RECORDS SHOWN:
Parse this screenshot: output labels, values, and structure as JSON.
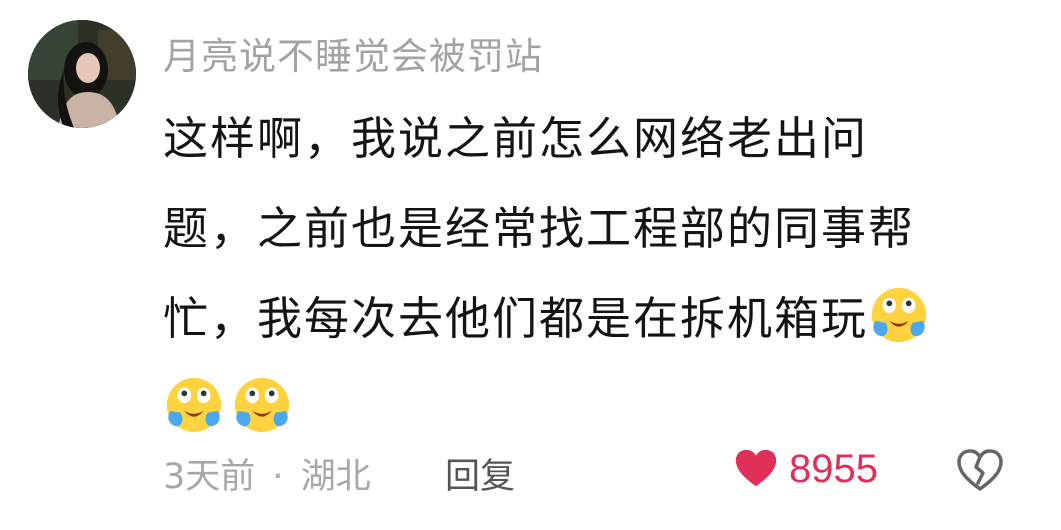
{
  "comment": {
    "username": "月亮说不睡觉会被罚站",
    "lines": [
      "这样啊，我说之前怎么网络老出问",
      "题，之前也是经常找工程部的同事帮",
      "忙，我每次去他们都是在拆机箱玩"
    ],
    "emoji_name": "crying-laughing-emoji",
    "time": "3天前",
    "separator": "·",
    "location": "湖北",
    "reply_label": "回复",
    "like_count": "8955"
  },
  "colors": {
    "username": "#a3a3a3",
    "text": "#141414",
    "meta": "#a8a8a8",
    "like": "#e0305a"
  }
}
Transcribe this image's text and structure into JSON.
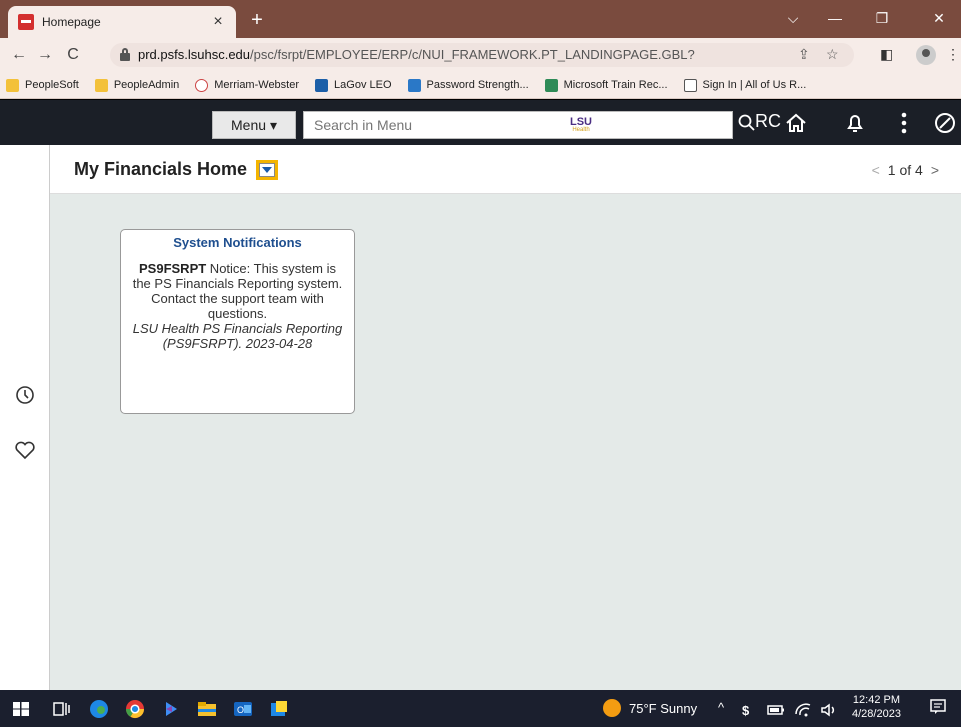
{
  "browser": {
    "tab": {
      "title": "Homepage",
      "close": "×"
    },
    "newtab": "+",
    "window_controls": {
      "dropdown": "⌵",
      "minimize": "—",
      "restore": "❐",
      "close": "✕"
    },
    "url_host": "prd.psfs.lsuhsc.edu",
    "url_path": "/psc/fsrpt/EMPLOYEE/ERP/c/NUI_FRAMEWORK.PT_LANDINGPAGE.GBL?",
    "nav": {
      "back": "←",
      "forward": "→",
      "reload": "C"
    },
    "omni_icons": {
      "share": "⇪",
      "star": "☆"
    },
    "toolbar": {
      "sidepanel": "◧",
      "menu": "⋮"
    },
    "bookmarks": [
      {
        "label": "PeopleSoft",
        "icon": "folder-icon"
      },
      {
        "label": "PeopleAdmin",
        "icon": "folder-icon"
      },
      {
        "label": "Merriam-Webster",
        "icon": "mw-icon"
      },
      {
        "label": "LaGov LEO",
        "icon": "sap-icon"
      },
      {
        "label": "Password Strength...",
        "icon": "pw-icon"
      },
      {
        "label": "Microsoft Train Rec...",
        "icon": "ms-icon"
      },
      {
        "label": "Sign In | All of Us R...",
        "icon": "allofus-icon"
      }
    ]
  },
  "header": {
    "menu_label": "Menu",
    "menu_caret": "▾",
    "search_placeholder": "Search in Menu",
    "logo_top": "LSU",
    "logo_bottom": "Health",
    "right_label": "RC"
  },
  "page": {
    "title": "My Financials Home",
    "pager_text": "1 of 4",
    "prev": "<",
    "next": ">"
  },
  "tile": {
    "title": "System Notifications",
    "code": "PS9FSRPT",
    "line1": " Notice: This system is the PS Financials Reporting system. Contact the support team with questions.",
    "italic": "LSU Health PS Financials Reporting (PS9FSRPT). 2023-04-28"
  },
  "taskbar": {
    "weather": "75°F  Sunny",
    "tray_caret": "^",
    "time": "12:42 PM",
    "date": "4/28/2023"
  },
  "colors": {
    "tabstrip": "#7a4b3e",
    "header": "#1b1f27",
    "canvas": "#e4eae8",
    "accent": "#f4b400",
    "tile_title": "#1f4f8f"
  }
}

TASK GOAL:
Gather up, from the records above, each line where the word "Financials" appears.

TASK ANSWER:
    "title": "My Financials Home",
    "line1": " Notice: This system is the PS Financials Reporting system. Contact the support team with questions.",
    "italic": "LSU Health PS Financials Reporting (PS9FSRPT). 2023-04-28"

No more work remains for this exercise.